Patna, July 21: Police are still clueless in the murder case of Neelam Sharma, the principal of Ankur Public School, even as they searched every household in the Rajivnagar neighbourhood today.

Faced with the challenge of cracking the daring daylight crime, the men-in-uniform are desperately trying to dig out clues that might help give them some headway in the case.

Police insiders told The Telegraph that somebody known to the victim or her family was being suspected to be involved in the crime.

“The timing of the incident is perplexing. The assailant/s knew that the classes of the nursery section, which was functioning from the first floor of the house, gave over by 11am. They also had the information that Sharma’s daughter would be back home by 1pm from her school. They even knew that the driver of the Ankur Public School section in Digha, which was run by her husband, used to come to park the bus in the compound by 12.45pm every day. So the crime had to be committed in the 11am-12.30pm window,” a source told The Telegraph.

A police team, led by deputy superintendent of police (law and order) Vivekanand came to the place of occurrence this afternoon and conducted search operations in the neighbourhood.

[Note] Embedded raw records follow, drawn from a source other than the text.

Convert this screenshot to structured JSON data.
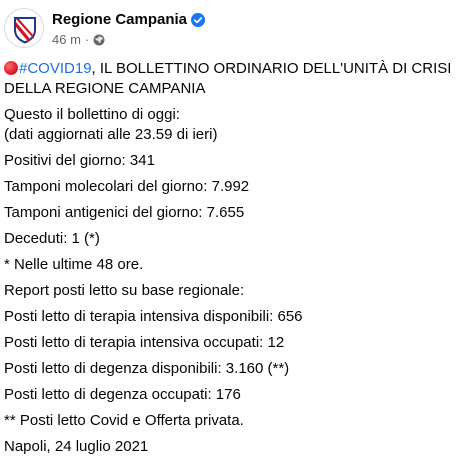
{
  "page": {
    "name": "Regione Campania",
    "time": "46 m",
    "separator": "·"
  },
  "post": {
    "hashtag": "#COVID19",
    "headline_rest": ", IL BOLLETTINO ORDINARIO DELL'UNITÀ DI CRISI DELLA REGIONE CAMPANIA",
    "intro_line1": "Questo il bollettino di oggi:",
    "intro_line2": "(dati aggiornati alle 23.59 di ieri)",
    "lines": [
      "Positivi del giorno: 341",
      "Tamponi molecolari del giorno: 7.992",
      "Tamponi antigenici del giorno: 7.655",
      "Deceduti: 1 (*)",
      "* Nelle ultime 48 ore.",
      "Report posti letto su base regionale:",
      "Posti letto di terapia intensiva disponibili: 656",
      "Posti letto di terapia intensiva occupati: 12",
      "Posti letto di degenza disponibili: 3.160 (**)",
      "Posti letto di degenza occupati: 176",
      "** Posti letto Covid e Offerta privata.",
      "Napoli, 24 luglio 2021"
    ]
  },
  "colors": {
    "hashtag": "#216fdb",
    "verified": "#1877f2",
    "meta": "#65676b",
    "text": "#050505"
  },
  "icons": {
    "avatar": "regione-campania-crest",
    "verified": "verified-badge-icon",
    "audience": "globe-icon",
    "emoji": "red-circle-emoji"
  }
}
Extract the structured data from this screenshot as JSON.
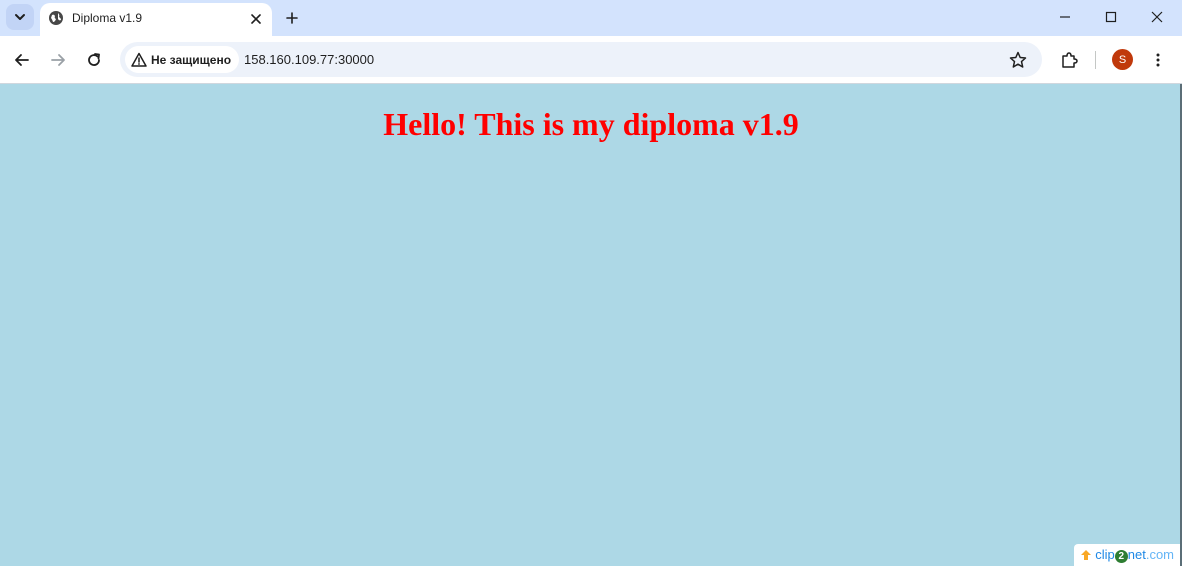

When contacted, Patna senior superintendent of police (SSP) Amrit Raj said: “All neighbouring houses were searched but nothing was found. However, some persons have been detained for interrogation. Raids are on in Patna to nab some of the suspects. The police, as of now, are treating the case as murder for robbery.”

Sharma’s daughter, Neha, said: “Maa (Sharma) never used to keep aside the keys to the cupboards, they were always hanging from the locks. The criminals opened every trunk in every room,” she said.

The people gathered at the Sharma residence today could not help but compare Sharma’s case with that of the murder of Papiya Ghosh (53), a noted historian and Patna University professor, and her maid in December 2006. “Ghosh’s residence is located barely a kilometre from this place. In that case, no one had heard the two women’s cries for help. Here too, Sharma was badly beaten to death but nobody heard her crying for help,” a mourning woman, preferring anonymity, said.

Five arrests were made in the case but the main accused remains absconding to this day.

Pointing to a lot of vegetables kept at one corner of the ground floor, one of Sharma’s relatives said: “Sharma must have gone to buy vegetables after the school gave over. She must have been attacked on her return. But how could nobody hear anything from the house?”